Peter Koulizos, chairman of the Property Investment Professionals of Australia, said it was never too late to buy a property, but the question comes down to “how old is too old to borrow to start investing?”

“If you are 70 years of age, you are going to find it very difficult for anyone to give you a 30-year loan to buy an investment property,” Mr Koulizos told Smart Property Investment.

“If you are looking to retire on a, one assumes, lower income than you’re on now, it is going to be very difficult to be paying off a, what is going to be in the main, a negatively geared property.”

“If you make a mistake, you don’t have a lot of time to make up for it, unlike if you were buying at 25 or 30, so you need to get very good advice from a very good property accountant.”

However, older investors are likely to have a bigger stockpile of super, which can be used to purchase an investment property.

“If you’ve got your super, you’ve got [$500,000 or $600,000], you don’t want to just be living off that [$500,000 or $600,000], that capital,” Mr Koulizos said.

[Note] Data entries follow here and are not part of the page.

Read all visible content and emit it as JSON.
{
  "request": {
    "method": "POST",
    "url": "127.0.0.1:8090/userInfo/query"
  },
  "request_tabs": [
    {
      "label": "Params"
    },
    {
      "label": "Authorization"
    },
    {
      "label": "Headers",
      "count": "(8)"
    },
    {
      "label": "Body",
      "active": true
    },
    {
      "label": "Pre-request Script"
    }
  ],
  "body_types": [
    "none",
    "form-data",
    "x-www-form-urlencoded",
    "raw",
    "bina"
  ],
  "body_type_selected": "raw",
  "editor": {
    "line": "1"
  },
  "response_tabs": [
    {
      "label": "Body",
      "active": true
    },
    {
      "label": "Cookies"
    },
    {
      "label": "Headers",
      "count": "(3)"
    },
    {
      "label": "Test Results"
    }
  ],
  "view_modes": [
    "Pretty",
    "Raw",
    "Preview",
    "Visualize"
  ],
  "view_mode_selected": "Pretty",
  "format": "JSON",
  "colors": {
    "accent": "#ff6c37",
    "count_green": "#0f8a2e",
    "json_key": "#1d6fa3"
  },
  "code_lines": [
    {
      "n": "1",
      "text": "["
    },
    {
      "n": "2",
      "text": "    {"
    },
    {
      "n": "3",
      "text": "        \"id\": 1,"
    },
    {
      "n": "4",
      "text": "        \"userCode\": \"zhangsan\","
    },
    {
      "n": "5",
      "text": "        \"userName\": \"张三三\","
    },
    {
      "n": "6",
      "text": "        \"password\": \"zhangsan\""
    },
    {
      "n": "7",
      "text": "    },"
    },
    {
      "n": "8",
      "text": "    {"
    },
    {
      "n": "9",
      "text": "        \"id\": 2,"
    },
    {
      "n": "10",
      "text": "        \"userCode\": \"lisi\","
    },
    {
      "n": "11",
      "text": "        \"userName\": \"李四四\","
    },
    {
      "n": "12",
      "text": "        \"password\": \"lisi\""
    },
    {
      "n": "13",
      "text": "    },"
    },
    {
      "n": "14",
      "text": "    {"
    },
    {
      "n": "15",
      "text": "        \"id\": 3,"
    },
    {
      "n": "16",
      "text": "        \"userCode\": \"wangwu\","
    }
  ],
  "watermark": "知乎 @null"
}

“You can buy an investment property and live off the rent and hopefully if you’ve bought the right property in the right suburb, that property goes up in value, so rents go up in value over time, and then there might come a time where [$500,000 or $600,000] turns into a $1 million property, and then you’ve got even more to retire on.”

In Mr Koulizos’ opinion, the cut-off age for borrowing to start investing is past 60 years of age.

Looking back, slightly earlier at 50 could be a smart move, Mr Koulizos said, as at that age, Australians typically have a solid income and no dependents.

“You’ve got a pretty good disposable income, so you’re going to look pretty good to the banks at the age of, say, in your 50s, compared to, say, somebody in their 70s,” he said.

However, like any investor, the strategy being implemented will be different depending on what their goals are, which Mr Koulizos splits into three groups: looking to buy a property at 50 and sell at 60, buy a property at 50 and live off the rent, or buy a property at 50 with the intention of living off the rental income and retiring at 55.

“If you’re buying from 50 to sell at 60, then capital growth is really important, then location is really, really important in your buying decision,” he said.

“If you’re buying a residential property at 50 with the idea that you’re going to start living off the rent in your late 60s and 70s, then location is not as important, because it’s more rental return.

“If you want something with a great rental return from day one, then you should probably forget about residential property and look at commercial property.”

Mr Koulizos added that those in their late 50s might want to consider buying property with their self-managed super fund, which he called “a great idea”.

“I generally wouldn’t encourage people in their 20s to do that, but in your late 50s, it could be a great idea,” he said.


Sasha Karen, Smart Property Investment, 26 April 2019